Harriet Beecher Stowe was born on June 14, 1811, the seventh child of the Reverend Lyman Beecher, one of New England's most eloquent ministers, and the former Roxanna Foote of Guilford, Connecticut. Harriet spent her childhood in a parsonage crowded with the other Beecher siblings and the students from Miss Pierce's school who boarded at the vicarage. Harriet left Litchfield in the autumn of 1824 to attend the Hartford Female Seminary, newly formed by her oldest sister, Catharine Beecher. By 1829 Harriet was a full-time teacher of composition and rhetoric in Catharine's flourishing school. Harriet took her first step in her literary career with the writing of "Primary Geography for Children" in 1833. Initially, Catharine, much better known as an educator, was given as its sole author. Only after several successful printings was Harriet indicated as a co-author, although evidence indicates that she wrote much of the text. There soon followed such stories as "A New England Sketch" (1834), "Uncle Tim" (1834) and in 1843, a collection of fifteen stories, "The Mayflower; or, Sketches of Scenes and Characters Among the Descendants of the Pilgrims."
While she drew upon her remarkable memory of childhood incidents and people for her early writings, Harriet's experiences in Cincinnati, Ohio, where she was teaching with her sister, also influenced her. Cincinnati was one of the starting points of the Underground Railway. The abolitionist James G. Birney published his newspaper there, and a short distance from the city, in the small town of Ripley, on the Ohio River, the Reverend John Rankin had been helping fugitive slaves from across the river in Kentucky since 1825. It was Rankin's account of a Negro woman named Eliza, who braved the thawing ice of the Ohio River in her escape, that provided Harriet with the character of Eliza in "Uncle Tom's Cabin."
In 1836 Harriet married Calvin Stowe, a distinguished scholar and member of the Lane Seminary faculty. His first wife, Eliza Tyler, had been Harriet's close friend. Eliza died of cholera in 1834. Throughout their marriage, Harriet managed both the household and the children. She felt compelled to bolster their meager budget with earnings from writing.
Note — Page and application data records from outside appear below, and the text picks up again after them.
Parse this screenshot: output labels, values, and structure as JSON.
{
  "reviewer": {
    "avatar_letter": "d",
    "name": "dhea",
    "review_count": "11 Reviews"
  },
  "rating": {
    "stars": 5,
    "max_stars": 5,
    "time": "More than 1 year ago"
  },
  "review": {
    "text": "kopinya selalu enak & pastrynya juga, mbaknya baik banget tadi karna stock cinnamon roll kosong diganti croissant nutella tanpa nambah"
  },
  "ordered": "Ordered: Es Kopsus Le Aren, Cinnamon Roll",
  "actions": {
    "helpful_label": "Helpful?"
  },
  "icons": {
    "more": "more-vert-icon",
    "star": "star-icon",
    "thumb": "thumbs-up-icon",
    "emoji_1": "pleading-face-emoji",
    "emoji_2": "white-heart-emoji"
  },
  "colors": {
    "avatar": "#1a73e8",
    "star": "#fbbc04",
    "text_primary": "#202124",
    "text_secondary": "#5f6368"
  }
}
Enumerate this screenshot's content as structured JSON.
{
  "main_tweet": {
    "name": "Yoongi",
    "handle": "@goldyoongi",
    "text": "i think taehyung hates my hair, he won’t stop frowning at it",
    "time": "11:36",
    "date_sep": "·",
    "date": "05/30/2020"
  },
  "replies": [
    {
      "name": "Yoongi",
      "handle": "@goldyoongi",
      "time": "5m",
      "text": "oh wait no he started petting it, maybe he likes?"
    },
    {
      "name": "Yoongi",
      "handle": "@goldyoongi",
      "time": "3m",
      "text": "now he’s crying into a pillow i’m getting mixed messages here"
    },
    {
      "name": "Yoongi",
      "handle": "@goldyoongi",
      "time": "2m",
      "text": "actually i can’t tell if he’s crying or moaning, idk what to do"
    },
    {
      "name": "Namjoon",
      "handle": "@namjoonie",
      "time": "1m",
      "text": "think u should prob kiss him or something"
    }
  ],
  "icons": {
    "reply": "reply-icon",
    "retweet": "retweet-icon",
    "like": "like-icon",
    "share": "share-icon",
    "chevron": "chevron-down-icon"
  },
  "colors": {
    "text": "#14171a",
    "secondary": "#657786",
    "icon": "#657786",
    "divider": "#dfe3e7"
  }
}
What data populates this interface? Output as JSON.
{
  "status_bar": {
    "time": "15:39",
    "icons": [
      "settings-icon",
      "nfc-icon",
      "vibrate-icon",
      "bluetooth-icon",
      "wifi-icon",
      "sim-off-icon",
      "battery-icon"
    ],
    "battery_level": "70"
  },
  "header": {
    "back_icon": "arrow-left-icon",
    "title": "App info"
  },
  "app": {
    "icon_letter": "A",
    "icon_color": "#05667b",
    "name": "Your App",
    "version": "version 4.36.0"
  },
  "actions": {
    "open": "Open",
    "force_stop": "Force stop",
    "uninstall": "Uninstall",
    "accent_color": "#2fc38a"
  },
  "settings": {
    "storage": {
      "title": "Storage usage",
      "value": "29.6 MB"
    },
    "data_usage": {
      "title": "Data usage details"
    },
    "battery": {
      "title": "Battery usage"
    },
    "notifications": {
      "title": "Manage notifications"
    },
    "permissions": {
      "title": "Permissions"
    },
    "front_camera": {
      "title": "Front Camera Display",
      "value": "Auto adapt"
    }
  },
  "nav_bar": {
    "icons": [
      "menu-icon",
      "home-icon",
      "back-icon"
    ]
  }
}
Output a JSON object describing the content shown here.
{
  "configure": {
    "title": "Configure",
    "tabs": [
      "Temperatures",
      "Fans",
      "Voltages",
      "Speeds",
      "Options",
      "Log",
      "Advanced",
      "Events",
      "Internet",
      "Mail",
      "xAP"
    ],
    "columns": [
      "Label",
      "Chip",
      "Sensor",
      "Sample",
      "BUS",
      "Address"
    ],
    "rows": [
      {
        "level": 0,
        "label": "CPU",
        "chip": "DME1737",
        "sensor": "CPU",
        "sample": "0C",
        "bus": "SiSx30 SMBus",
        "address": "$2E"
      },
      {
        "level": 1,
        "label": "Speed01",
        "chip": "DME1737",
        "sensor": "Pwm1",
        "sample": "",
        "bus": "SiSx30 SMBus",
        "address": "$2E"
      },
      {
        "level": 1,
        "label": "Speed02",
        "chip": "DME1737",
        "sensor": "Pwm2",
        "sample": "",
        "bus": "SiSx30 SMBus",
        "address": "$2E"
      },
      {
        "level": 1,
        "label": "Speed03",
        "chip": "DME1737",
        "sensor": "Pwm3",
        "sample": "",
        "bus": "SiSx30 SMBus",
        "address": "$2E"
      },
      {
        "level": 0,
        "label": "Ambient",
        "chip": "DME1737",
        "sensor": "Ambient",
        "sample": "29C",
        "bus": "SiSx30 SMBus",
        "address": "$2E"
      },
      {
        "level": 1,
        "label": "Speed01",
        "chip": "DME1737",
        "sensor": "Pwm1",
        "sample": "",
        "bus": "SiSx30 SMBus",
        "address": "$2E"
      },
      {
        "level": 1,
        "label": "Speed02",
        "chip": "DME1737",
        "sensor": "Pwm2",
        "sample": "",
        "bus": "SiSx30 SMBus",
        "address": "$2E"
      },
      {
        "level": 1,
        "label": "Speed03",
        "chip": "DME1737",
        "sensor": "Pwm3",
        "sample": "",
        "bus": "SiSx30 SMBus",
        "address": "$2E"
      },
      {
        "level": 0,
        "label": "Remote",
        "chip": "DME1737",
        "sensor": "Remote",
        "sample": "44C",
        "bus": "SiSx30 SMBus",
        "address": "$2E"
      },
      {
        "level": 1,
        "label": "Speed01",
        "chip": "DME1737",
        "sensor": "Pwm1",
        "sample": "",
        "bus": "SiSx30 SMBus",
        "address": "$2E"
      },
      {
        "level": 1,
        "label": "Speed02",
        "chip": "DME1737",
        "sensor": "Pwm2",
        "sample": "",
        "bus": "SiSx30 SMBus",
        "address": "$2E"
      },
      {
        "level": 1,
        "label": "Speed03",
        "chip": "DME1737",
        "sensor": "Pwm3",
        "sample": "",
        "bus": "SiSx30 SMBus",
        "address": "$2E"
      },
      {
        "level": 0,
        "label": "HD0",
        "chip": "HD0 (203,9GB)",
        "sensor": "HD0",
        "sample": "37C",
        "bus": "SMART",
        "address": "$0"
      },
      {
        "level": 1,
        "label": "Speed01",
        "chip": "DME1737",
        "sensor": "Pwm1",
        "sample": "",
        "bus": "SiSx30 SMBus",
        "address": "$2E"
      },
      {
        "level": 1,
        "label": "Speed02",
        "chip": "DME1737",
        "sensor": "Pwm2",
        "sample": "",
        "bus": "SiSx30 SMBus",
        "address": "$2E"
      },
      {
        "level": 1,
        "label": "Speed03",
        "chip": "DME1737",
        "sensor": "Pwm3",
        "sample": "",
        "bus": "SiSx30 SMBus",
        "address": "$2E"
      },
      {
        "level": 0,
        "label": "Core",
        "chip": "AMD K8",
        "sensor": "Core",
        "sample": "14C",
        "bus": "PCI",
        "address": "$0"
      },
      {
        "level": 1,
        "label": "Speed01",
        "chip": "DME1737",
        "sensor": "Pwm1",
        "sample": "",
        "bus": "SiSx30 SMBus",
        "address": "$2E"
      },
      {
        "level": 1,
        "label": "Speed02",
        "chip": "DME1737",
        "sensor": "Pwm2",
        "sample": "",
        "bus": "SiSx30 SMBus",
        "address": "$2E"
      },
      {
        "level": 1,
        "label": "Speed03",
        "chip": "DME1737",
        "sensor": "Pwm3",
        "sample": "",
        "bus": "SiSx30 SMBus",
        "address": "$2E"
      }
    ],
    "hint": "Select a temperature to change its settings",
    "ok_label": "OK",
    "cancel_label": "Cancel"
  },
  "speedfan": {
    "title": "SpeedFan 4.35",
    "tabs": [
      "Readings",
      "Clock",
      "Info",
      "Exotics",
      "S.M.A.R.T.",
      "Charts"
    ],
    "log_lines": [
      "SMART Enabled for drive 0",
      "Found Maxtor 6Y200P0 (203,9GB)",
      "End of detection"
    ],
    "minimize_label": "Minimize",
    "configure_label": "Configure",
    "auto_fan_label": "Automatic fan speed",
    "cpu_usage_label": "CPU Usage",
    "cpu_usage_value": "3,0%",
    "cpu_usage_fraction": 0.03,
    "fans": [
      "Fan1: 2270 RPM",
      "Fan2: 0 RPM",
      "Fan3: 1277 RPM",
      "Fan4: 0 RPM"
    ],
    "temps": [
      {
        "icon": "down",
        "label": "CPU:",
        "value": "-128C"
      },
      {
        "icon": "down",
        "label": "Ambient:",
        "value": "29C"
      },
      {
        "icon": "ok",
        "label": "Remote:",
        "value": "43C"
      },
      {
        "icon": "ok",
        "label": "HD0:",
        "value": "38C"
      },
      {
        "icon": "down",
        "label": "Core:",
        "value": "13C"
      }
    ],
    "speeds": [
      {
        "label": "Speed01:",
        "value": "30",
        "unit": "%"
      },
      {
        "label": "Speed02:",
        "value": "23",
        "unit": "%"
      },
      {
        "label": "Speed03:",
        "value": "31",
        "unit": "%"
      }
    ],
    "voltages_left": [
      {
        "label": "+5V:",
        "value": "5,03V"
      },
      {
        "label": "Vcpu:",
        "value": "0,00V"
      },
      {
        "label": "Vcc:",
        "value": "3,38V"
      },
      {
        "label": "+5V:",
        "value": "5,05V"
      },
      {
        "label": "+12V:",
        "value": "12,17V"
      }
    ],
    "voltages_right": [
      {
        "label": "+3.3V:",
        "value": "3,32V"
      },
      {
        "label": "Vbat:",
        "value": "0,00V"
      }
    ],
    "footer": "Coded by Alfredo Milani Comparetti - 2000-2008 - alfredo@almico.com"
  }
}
The first installment of "Uncle Tom's Cabin" appeared on June 5, 1851, in the National Era. Harriet had arranged with John P. Jewett of Boston, Massachusetts, to publish the novel in book form. It appeared on March 20, 1852. Cautious Calvin advised his wife against the contract with Jewett; it would have given her fifty percent of the profits but included a financial obligation to defray half the expense of manufacturing the book if it did not sell. She settled for a straight ten percent of the profits. The first five thousand copies of the book sold out in two days. She received nothing for the incredible number of plays and translations published in more than 20 languages. The book sold more than 3 million copies during her lifetime.
"Uncle Tom's Cabin" eclipsed the efforts of the abolitionists with whom Harriet had never publicly allied herself, despite their claims after the novel's success. The emotions aroused and the opinions influenced by "Uncle Tom's Cabin" were major factors in the nomination and election of Abraham Lincoln eight years later.
Harriet's published writings span fifty years, from "Primary Geography for Children," published in 1833, to her last book, "Our Famous Women," issued in 1883. She was the author of over thirty books and numerous essays and articles.